kind of learning environment required for the training. Motorola and IBM for example, conduct surveys every year keeping in view the short term and long term goals of the organization.
2. 6.2 JOB ANALYSIS

The job analysis of the needs assessment survey aims at understanding the what of the training development stage. The kind of intervention needed is what is decided upon in the job analysis. It is an objective assessment of the job wherein both the worker oriented - approach as well as the task - oriented approach is taken into consideration. The worker approach identifies key behaviors and ask for a certain job and the task - oriented approach identifies the activities to be performed in a certain job. The former is useful in deciding the intervention and the latter in content development and program evaluation.
2.6.3 INDIVIDUAL ANALYSIS

Individual analysis is concerned with who in the organization needs the training and in which particular area. Here performance is taken out from the performance appraisal data and the same is compared with the expected level or standard of performance. The individual analysis is also conducted through questionnaires, 360 feedback, personal interviews etc.
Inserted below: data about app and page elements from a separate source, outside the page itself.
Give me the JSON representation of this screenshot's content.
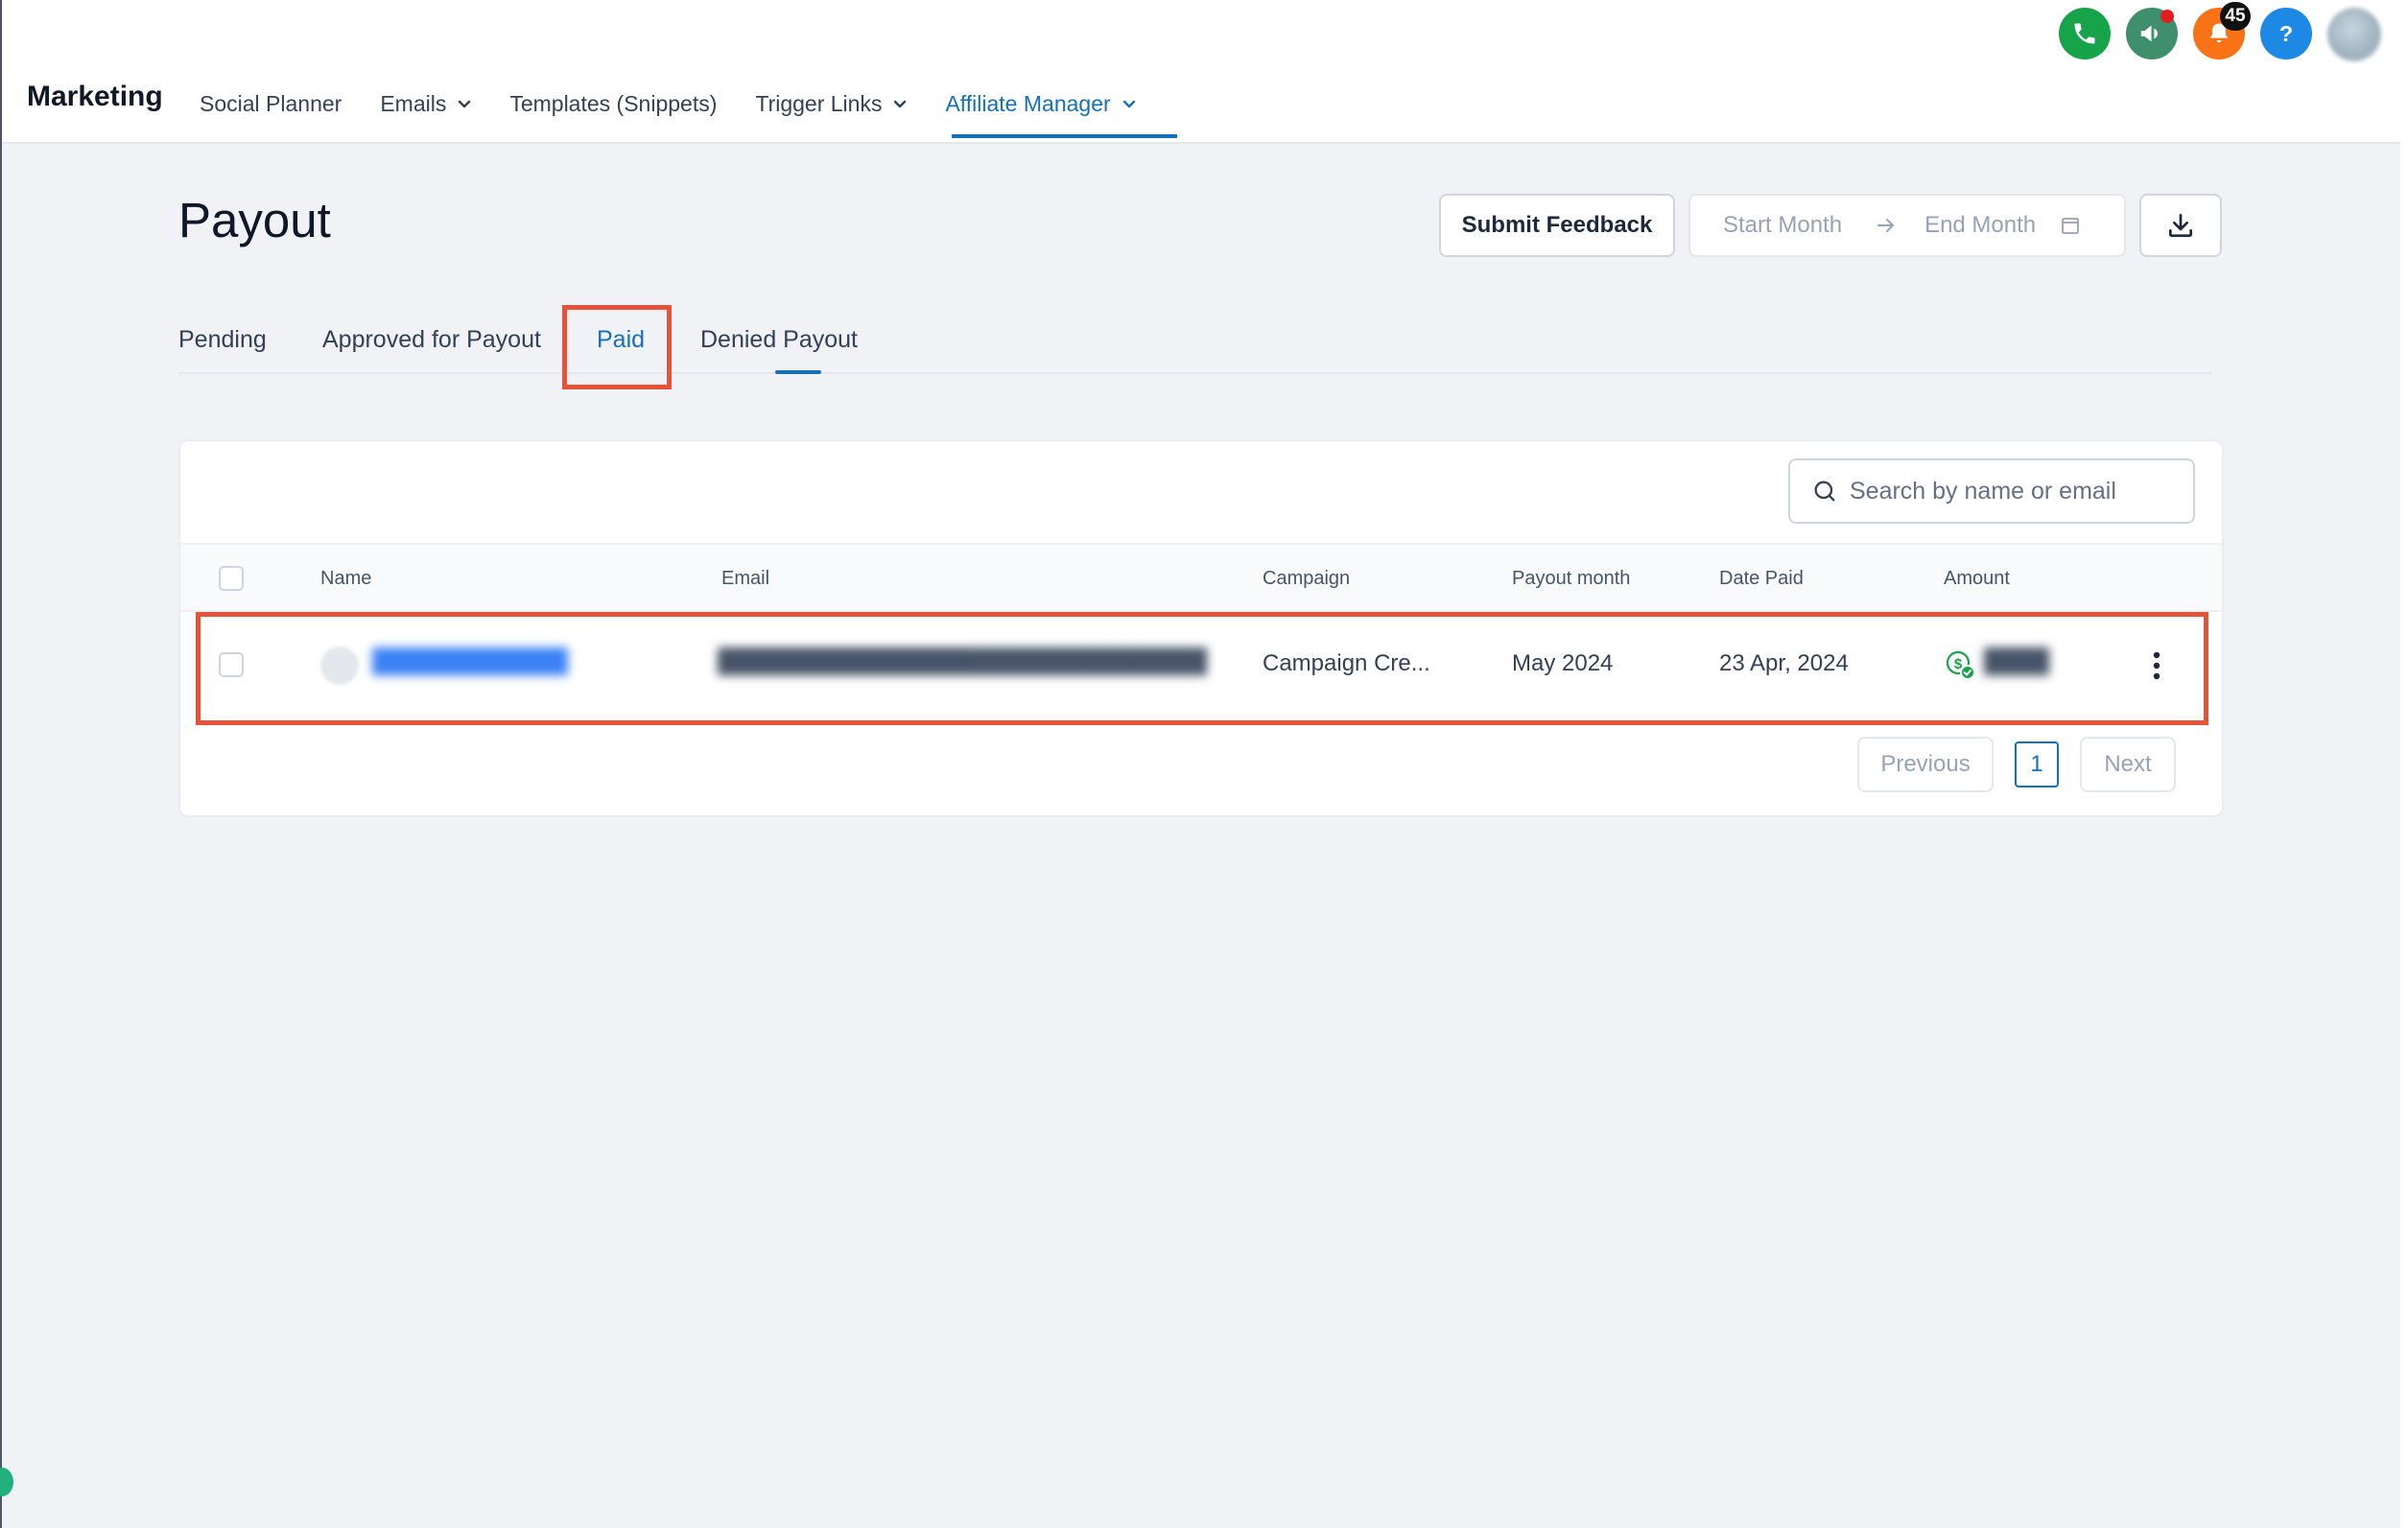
{
  "header": {
    "brand": "Marketing",
    "nav": [
      {
        "label": "Social Planner"
      },
      {
        "label": "Emails"
      },
      {
        "label": "Templates (Snippets)"
      },
      {
        "label": "Trigger Links"
      },
      {
        "label": "Affiliate Manager"
      }
    ],
    "active_nav": "Affiliate Manager",
    "notification_count": "45",
    "icons": [
      "phone-icon",
      "megaphone-icon",
      "bell-icon",
      "help-icon",
      "avatar"
    ]
  },
  "page": {
    "title": "Payout",
    "submit_feedback": "Submit Feedback",
    "start_month_placeholder": "Start Month",
    "end_month_placeholder": "End Month"
  },
  "tabs": [
    {
      "label": "Pending"
    },
    {
      "label": "Approved for Payout"
    },
    {
      "label": "Paid"
    },
    {
      "label": "Denied Payout"
    }
  ],
  "active_tab": "Paid",
  "search": {
    "placeholder": "Search by name or email"
  },
  "table": {
    "columns": [
      "Name",
      "Email",
      "Campaign",
      "Payout month",
      "Date Paid",
      "Amount"
    ],
    "rows": [
      {
        "name": "████████████",
        "email": "██████████████████████████████",
        "campaign": "Campaign Cre...",
        "payout_month": "May 2024",
        "date_paid": "23 Apr, 2024",
        "amount": "████"
      }
    ]
  },
  "pagination": {
    "previous": "Previous",
    "page": "1",
    "next": "Next"
  },
  "colors": {
    "accent": "#1570b8",
    "highlight": "#e4533a",
    "success": "#16a34a"
  }
}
Likewise, many organization use competency ratings to rate their managers; these ratings may come from their subordinates, customers, peers, bosses etc. Organizations also make use of attitude surveys, critical Incidents and Assessment surveys to understand training needs.

2.7 STEPS IN TRAINING NEED ANALYSIS


2.7.1 Identify Problem Needs Determine circumstance for training request Identify potential skill gap Set objectives 2.7.2 Determine Design of Needs Analysis Establish method selection criteria Assess advantages and disadvantages for methods 2.7.3 Collect Data Conduct interviews Administer surveys and questionnaires Conduct focus groups Observe people at work Review documents

2.7.4 Analyze Data Conduct qualitative or quantitative analysis Determine solutions and recommendations 2.7.5 Provide Feedback Write report and make oral presentation Determine next step training needed? 2.7.6 Develop Action Plan Use results as the basis for training design, development and evaluation